Filter the entries for the word "date". Copy each line that has it.

[Component data from apps and pages]
[Start of Attachment]

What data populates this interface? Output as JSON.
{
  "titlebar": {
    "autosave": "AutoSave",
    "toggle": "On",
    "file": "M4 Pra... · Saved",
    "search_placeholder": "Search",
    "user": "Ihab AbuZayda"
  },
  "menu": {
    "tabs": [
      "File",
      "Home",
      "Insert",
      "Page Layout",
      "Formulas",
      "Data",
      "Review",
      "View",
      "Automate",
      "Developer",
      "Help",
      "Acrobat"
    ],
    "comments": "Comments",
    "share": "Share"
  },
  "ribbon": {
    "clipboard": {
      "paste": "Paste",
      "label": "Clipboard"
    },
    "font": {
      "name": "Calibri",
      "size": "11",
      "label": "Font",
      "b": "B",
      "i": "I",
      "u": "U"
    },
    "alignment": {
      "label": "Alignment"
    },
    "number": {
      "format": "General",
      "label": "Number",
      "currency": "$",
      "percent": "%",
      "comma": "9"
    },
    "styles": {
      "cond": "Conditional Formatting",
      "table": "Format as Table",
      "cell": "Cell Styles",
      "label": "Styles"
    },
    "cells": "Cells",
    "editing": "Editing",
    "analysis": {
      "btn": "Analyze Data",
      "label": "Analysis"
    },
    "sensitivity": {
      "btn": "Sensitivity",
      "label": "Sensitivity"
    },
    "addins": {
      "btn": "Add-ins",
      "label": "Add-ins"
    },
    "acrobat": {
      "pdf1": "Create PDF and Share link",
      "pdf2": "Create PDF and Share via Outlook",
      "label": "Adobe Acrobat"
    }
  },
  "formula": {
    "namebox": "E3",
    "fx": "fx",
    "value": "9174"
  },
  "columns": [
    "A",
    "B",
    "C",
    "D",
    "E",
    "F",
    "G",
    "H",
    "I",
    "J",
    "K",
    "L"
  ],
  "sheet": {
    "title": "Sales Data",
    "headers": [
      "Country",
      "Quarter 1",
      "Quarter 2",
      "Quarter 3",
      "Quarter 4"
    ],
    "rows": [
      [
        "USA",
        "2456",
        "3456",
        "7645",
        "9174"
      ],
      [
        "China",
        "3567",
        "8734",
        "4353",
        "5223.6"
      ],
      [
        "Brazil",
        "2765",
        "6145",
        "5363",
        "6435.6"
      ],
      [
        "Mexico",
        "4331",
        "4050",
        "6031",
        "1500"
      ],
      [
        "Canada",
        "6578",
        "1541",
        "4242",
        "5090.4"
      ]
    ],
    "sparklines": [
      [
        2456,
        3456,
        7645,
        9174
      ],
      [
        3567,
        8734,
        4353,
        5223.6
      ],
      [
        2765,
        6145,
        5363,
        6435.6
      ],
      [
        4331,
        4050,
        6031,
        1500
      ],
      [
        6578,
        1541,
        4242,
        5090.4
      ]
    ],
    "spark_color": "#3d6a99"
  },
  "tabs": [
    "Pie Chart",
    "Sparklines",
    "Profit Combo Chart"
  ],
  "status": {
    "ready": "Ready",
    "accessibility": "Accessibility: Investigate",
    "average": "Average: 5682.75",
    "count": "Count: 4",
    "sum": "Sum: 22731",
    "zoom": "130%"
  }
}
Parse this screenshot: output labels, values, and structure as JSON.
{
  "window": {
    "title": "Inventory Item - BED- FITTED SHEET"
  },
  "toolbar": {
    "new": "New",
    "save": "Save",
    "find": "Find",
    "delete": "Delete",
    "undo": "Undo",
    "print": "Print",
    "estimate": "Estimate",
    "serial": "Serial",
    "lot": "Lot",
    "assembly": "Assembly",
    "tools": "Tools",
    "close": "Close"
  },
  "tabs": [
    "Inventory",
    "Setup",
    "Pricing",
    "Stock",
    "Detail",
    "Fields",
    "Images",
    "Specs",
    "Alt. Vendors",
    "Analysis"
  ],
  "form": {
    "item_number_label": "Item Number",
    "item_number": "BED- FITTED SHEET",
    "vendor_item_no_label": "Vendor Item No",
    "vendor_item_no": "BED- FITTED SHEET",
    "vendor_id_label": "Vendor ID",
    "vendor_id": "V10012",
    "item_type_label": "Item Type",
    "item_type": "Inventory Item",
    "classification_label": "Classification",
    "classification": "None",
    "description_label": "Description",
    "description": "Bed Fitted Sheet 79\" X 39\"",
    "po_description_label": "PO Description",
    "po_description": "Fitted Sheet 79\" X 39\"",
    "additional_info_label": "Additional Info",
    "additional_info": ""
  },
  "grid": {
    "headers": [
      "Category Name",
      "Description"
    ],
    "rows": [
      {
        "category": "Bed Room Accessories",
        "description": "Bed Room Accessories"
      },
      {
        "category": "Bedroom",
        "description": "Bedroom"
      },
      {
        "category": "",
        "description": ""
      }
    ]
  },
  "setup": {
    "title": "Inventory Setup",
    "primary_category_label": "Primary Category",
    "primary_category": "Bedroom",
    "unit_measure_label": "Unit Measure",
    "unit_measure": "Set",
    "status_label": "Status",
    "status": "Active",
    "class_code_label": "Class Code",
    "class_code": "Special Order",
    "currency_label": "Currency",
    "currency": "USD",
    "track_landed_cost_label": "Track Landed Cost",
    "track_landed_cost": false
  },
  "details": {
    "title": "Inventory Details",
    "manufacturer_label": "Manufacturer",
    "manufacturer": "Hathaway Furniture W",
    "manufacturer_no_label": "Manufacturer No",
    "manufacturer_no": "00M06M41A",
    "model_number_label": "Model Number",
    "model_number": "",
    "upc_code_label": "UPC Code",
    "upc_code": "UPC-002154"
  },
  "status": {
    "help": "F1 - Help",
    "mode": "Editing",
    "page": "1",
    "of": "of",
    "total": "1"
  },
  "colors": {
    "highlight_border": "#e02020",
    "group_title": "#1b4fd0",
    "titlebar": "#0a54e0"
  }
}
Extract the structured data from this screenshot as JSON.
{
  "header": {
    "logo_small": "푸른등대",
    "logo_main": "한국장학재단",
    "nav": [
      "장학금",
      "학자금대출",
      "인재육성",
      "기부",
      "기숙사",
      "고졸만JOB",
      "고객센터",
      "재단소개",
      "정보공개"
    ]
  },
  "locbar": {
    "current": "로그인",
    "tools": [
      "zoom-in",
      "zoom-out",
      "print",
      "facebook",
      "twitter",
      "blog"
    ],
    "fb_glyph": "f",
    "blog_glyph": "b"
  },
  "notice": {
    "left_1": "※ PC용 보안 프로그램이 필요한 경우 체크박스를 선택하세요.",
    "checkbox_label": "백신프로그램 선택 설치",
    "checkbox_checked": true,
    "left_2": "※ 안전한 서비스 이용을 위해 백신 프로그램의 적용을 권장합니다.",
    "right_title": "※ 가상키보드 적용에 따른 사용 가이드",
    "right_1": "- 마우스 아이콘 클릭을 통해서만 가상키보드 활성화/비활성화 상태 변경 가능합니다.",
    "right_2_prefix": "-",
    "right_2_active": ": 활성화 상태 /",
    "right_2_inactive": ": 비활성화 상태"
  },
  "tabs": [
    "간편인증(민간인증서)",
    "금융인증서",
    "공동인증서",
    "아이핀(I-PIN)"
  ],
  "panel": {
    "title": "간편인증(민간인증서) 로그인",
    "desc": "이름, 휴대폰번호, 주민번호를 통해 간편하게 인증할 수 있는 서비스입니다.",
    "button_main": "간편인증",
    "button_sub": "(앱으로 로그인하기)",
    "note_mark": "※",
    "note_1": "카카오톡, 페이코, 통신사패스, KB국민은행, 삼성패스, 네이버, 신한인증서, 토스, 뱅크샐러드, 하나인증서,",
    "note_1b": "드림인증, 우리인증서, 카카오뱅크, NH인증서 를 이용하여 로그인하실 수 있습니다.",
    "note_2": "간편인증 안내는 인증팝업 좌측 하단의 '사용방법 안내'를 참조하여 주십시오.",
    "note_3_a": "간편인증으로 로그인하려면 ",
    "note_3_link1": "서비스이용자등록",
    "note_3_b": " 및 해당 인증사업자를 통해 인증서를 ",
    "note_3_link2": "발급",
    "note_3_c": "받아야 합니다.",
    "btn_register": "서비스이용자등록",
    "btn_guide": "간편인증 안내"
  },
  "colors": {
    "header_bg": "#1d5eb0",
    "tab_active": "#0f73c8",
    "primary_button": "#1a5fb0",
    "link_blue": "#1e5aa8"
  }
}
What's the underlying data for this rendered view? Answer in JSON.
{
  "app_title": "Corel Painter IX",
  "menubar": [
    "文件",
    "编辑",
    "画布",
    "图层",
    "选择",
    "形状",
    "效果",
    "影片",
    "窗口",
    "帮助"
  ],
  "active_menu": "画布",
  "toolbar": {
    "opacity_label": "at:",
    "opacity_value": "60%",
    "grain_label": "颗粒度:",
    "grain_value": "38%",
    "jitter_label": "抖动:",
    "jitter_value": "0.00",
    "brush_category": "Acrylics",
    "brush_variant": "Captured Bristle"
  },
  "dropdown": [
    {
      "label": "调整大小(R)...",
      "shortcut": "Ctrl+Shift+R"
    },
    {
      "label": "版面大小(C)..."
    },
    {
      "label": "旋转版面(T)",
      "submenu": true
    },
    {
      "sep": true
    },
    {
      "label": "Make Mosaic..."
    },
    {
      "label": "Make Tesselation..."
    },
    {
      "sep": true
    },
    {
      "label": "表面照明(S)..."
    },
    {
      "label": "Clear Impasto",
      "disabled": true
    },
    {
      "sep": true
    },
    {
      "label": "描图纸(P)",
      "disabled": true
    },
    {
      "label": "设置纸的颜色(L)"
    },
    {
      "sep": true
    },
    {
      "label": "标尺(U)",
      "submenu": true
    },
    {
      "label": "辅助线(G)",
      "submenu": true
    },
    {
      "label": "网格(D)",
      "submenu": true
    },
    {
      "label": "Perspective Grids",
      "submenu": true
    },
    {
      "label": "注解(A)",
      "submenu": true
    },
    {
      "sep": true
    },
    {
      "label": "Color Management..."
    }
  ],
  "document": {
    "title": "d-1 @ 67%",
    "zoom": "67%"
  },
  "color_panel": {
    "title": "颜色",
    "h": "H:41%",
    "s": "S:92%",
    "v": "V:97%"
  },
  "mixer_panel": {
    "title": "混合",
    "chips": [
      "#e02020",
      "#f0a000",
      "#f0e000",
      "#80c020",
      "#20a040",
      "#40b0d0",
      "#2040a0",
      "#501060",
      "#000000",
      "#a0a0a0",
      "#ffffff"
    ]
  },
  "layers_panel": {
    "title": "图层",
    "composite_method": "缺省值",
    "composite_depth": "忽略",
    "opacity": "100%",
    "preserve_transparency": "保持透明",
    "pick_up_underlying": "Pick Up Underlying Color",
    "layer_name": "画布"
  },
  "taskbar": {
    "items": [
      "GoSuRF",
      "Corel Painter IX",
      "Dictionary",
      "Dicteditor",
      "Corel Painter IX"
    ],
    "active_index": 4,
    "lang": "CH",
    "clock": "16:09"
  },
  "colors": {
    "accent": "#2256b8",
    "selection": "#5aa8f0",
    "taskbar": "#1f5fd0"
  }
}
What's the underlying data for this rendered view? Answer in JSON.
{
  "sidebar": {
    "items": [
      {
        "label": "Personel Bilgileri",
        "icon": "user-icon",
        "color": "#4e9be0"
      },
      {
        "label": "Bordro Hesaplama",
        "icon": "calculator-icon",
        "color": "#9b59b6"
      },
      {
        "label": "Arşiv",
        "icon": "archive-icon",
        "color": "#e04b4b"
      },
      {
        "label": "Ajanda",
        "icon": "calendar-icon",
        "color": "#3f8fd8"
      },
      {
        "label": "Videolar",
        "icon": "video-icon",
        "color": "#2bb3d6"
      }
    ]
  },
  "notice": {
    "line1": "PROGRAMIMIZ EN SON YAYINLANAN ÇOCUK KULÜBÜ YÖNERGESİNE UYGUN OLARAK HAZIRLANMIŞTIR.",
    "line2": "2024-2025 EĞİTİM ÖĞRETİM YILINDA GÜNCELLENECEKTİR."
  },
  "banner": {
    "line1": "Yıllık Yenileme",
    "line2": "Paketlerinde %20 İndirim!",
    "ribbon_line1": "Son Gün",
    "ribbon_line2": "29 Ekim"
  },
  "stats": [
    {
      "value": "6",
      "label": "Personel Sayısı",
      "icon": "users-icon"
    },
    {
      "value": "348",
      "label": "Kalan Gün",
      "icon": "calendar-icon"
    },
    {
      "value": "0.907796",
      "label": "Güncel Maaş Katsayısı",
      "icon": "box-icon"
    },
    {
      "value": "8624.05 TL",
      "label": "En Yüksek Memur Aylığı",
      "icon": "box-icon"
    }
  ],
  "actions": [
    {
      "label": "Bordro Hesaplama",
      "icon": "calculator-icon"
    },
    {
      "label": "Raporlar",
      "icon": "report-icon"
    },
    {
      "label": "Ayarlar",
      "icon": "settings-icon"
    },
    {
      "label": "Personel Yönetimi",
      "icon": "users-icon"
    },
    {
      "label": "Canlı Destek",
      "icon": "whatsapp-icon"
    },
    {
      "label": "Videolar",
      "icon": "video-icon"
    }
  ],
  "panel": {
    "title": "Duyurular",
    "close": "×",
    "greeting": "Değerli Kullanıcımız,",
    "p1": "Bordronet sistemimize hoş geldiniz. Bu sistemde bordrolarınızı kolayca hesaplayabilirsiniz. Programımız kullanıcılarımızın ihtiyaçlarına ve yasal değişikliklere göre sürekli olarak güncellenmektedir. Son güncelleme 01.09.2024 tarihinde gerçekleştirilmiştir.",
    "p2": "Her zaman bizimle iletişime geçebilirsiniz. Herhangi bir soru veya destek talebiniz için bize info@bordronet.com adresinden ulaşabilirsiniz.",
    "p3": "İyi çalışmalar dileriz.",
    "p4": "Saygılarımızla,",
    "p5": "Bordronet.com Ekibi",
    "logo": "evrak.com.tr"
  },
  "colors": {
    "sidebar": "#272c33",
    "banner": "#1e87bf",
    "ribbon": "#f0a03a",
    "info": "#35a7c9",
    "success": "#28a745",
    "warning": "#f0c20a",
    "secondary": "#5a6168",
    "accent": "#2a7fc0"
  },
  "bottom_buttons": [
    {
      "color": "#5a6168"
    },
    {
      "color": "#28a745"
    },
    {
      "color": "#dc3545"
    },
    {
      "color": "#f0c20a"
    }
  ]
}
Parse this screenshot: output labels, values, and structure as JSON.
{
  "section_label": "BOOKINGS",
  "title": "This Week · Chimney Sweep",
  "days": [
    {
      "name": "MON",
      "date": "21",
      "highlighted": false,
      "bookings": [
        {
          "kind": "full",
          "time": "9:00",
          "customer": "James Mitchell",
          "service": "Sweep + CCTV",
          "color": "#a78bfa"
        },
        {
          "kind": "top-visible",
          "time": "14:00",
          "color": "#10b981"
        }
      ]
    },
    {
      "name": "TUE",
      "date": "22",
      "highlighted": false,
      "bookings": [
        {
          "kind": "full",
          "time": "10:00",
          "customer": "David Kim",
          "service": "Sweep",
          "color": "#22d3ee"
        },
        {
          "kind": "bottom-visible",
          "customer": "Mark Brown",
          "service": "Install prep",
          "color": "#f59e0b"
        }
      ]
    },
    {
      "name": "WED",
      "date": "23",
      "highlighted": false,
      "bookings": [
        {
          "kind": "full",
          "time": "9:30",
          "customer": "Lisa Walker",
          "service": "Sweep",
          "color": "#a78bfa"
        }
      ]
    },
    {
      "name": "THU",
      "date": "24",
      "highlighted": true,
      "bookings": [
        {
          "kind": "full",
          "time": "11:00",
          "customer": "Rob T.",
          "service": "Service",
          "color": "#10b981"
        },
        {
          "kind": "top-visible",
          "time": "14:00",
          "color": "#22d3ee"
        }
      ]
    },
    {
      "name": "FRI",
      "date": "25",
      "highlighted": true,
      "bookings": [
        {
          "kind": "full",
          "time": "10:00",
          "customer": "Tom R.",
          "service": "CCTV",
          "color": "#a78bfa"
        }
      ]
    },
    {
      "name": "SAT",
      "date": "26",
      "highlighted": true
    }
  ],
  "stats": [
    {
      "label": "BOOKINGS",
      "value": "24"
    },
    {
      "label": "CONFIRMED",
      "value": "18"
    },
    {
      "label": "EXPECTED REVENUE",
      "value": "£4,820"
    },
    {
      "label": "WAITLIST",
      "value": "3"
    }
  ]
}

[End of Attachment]

- _Reply to the exercise_:
      "date": "21",
      "date": "22",
      "date": "23",
      "date": "24",
      "date": "25",
      "date": "26",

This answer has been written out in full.